(c) Contracting officers should not refuse consent to a subcontract merely because it contains a clause giving the subcontractor the right of indirect appeal to an agency board of contract appeals if the subcontractor is affected by a dispute between the Government and the prime contractor. Indirect appeal means assertion by the subcontractor of the prime contractor’s right to appeal or the prosecution of an appeal by the prime contractor on the subcontractor’s behalf. The clause may also provide that the prime contractor and subcontractor shall be equally bound by the contracting officer’s or board’s decision. The clause may not attempt to obligate the contracting officer or the appeals board to decide questions that do not arise between the Government and the prime contractor or that are not cognizable under the clause at 52.233-1, Disputes.
44.204 Contract clauses.
(a)(1) The contracting officer shall insert the clause at 52.244-2, Subcontracts, in solicitations and contracts when contemplating

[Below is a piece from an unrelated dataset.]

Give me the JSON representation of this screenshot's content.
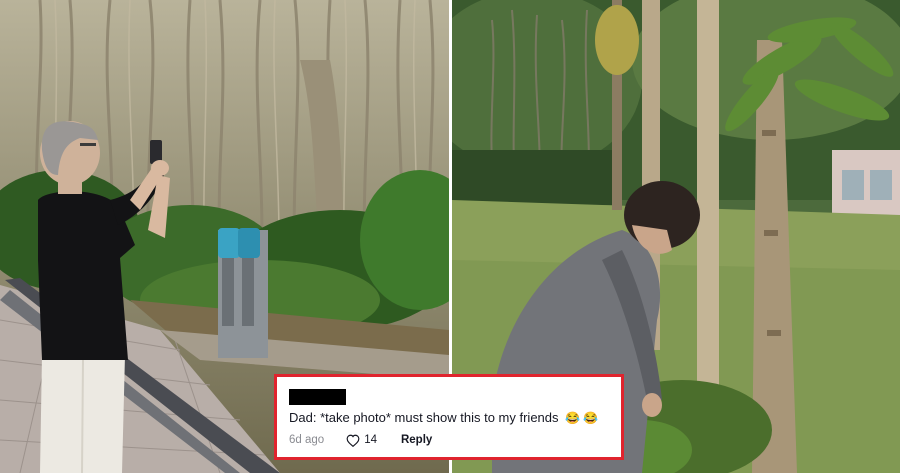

(i) A cost-reimbursement contract;
(ii) A letter contract that exceeds the simplified acquisition threshold;
(iii) A fixed-price contract that exceeds the simplified acquisition threshold under which unpriced contract actions (including unpriced modifications or unpriced delivery orders) are anticipated;
(iv) A time-and-materials contract that exceeds the simplified acquisition threshold; or
(v) A labor-hour contract that exceeds the simplified acquisition threshold.
(2) If a cost-reimbursement contract is contemplated, for civilian agencies other than the Coast Guard and the National Aeronautics and Space Administration, the contracting officer shall use the clause with its Alternate I.
(3) Use of this clause is not required in
(i) Fixed-price architect-engineer contracts; or
(ii) Contracts for mortuary services, refuse services, or shipment and storage of personal property, when an agency-prescribed clause on approval of subcontractors’ facilities is required.
(b) The contracting officer may insert the clause at 52.244-4, Subcontractors and Outside Associates and Consultants (Architect-Engineer Services), in architect-engineer contracts.
(c) The contracting officer shall, when contracting by negotiation, insert the clause at 52.244-5, Competition in Subcontracting, in solicitations and contracts when the contract amount is expected to exceed the simplified acquisition threshold, unless
(1) A firm-fixed-price contract, awarded on the basis of adequate price competition or whose prices are set by law or regulation, is contemplated; or
(2) A time-and-materials, labor-hour, or architect-engineer contract is contemplated.